• [PROMPT]
What lines of the data include the string "status"? Copy them all.

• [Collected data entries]
^^^^^^^^

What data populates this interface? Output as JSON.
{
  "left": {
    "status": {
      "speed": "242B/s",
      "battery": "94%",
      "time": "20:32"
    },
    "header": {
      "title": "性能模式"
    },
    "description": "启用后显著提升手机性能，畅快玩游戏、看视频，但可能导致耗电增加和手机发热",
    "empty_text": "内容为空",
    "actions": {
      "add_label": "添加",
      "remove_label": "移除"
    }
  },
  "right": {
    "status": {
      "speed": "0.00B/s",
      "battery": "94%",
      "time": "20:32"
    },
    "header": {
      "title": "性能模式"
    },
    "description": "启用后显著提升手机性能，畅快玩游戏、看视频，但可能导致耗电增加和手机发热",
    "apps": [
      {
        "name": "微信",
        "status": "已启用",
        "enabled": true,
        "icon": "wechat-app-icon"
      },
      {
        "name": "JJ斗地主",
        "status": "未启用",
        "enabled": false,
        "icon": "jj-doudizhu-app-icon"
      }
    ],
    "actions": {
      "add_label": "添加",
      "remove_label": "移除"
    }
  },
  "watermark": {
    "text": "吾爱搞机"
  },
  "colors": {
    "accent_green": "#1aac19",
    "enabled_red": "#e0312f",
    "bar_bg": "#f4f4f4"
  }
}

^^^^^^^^

• [OUTPUT FOR THIS TASK]
    "status": {
    "status": {
        "status": "已启用",
        "status": "未启用",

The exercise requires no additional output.